The data should be restated word for word, in full.

(Dataset rows describing interfaces)
◆ ◆ ◆ ◆ ◆ ◆ ◆
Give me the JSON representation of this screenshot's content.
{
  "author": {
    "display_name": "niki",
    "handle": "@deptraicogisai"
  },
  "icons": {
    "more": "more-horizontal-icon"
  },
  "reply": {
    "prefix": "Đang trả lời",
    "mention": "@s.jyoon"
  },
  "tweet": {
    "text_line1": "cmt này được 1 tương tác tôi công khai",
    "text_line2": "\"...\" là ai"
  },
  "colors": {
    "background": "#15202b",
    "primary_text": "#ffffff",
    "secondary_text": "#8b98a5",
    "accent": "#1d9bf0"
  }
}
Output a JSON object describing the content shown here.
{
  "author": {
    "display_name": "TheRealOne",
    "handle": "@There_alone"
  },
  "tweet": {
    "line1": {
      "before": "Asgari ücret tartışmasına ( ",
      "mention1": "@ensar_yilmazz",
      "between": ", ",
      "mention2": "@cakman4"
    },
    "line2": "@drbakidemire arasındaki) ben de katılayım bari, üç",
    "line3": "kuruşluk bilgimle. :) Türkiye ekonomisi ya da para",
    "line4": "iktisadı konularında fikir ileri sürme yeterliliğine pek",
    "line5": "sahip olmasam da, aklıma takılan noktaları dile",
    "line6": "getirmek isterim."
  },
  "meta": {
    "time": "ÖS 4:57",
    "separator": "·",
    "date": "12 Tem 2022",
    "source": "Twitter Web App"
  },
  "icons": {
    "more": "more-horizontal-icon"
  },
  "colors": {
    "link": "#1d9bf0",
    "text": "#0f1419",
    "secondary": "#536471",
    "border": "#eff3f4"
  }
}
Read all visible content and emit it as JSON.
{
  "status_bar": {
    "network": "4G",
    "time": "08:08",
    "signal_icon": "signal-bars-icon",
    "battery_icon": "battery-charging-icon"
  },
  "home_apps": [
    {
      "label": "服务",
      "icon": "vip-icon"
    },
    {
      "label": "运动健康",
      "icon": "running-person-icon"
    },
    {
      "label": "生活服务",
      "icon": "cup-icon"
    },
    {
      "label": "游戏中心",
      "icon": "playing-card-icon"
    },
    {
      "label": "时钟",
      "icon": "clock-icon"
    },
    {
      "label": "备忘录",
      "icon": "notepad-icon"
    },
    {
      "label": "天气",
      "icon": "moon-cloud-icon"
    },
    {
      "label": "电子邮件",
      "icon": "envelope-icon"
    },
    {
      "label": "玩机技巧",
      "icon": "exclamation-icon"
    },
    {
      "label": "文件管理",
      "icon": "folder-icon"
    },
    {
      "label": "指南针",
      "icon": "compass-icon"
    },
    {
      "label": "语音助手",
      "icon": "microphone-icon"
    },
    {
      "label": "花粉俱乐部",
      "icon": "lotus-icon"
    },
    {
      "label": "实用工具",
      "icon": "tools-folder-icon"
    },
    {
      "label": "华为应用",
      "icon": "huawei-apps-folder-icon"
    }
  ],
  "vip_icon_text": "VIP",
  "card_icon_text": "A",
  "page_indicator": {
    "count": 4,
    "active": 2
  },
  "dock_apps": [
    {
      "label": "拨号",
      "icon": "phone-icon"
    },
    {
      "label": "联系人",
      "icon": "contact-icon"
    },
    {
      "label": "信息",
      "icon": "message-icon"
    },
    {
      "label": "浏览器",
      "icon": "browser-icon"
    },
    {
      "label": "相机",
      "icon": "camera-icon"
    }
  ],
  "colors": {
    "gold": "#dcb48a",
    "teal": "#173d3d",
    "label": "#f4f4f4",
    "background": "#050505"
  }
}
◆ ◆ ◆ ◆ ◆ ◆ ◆
RESULT OF THE TASK:
Give me the JSON representation of this screenshot's content.
{
  "author": {
    "display_name": "niki",
    "handle": "@deptraicogisai"
  },
  "icons": {
    "more": "more-horizontal-icon"
  },
  "reply": {
    "prefix": "Đang trả lời",
    "mention": "@s.jyoon"
  },
  "tweet": {
    "text_line1": "cmt này được 1 tương tác tôi công khai",
    "text_line2": "\"...\" là ai"
  },
  "colors": {
    "background": "#15202b",
    "primary_text": "#ffffff",
    "secondary_text": "#8b98a5",
    "accent": "#1d9bf0"
  }
}
Output a JSON object describing the content shown here.
{
  "author": {
    "display_name": "TheRealOne",
    "handle": "@There_alone"
  },
  "tweet": {
    "line1": {
      "before": "Asgari ücret tartışmasına ( ",
      "mention1": "@ensar_yilmazz",
      "between": ", ",
      "mention2": "@cakman4"
    },
    "line2": "@drbakidemire arasındaki) ben de katılayım bari, üç",
    "line3": "kuruşluk bilgimle. :) Türkiye ekonomisi ya da para",
    "line4": "iktisadı konularında fikir ileri sürme yeterliliğine pek",
    "line5": "sahip olmasam da, aklıma takılan noktaları dile",
    "line6": "getirmek isterim."
  },
  "meta": {
    "time": "ÖS 4:57",
    "separator": "·",
    "date": "12 Tem 2022",
    "source": "Twitter Web App"
  },
  "icons": {
    "more": "more-horizontal-icon"
  },
  "colors": {
    "link": "#1d9bf0",
    "text": "#0f1419",
    "secondary": "#536471",
    "border": "#eff3f4"
  }
}
Read all visible content and emit it as JSON.
{
  "status_bar": {
    "network": "4G",
    "time": "08:08",
    "signal_icon": "signal-bars-icon",
    "battery_icon": "battery-charging-icon"
  },
  "home_apps": [
    {
      "label": "服务",
      "icon": "vip-icon"
    },
    {
      "label": "运动健康",
      "icon": "running-person-icon"
    },
    {
      "label": "生活服务",
      "icon": "cup-icon"
    },
    {
      "label": "游戏中心",
      "icon": "playing-card-icon"
    },
    {
      "label": "时钟",
      "icon": "clock-icon"
    },
    {
      "label": "备忘录",
      "icon": "notepad-icon"
    },
    {
      "label": "天气",
      "icon": "moon-cloud-icon"
    },
    {
      "label": "电子邮件",
      "icon": "envelope-icon"
    },
    {
      "label": "玩机技巧",
      "icon": "exclamation-icon"
    },
    {
      "label": "文件管理",
      "icon": "folder-icon"
    },
    {
      "label": "指南针",
      "icon": "compass-icon"
    },
    {
      "label": "语音助手",
      "icon": "microphone-icon"
    },
    {
      "label": "花粉俱乐部",
      "icon": "lotus-icon"
    },
    {
      "label": "实用工具",
      "icon": "tools-folder-icon"
    },
    {
      "label": "华为应用",
      "icon": "huawei-apps-folder-icon"
    }
  ],
  "vip_icon_text": "VIP",
  "card_icon_text": "A",
  "page_indicator": {
    "count": 4,
    "active": 2
  },
  "dock_apps": [
    {
      "label": "拨号",
      "icon": "phone-icon"
    },
    {
      "label": "联系人",
      "icon": "contact-icon"
    },
    {
      "label": "信息",
      "icon": "message-icon"
    },
    {
      "label": "浏览器",
      "icon": "browser-icon"
    },
    {
      "label": "相机",
      "icon": "camera-icon"
    }
  ],
  "colors": {
    "gold": "#dcb48a",
    "teal": "#173d3d",
    "label": "#f4f4f4",
    "background": "#050505"
  }
}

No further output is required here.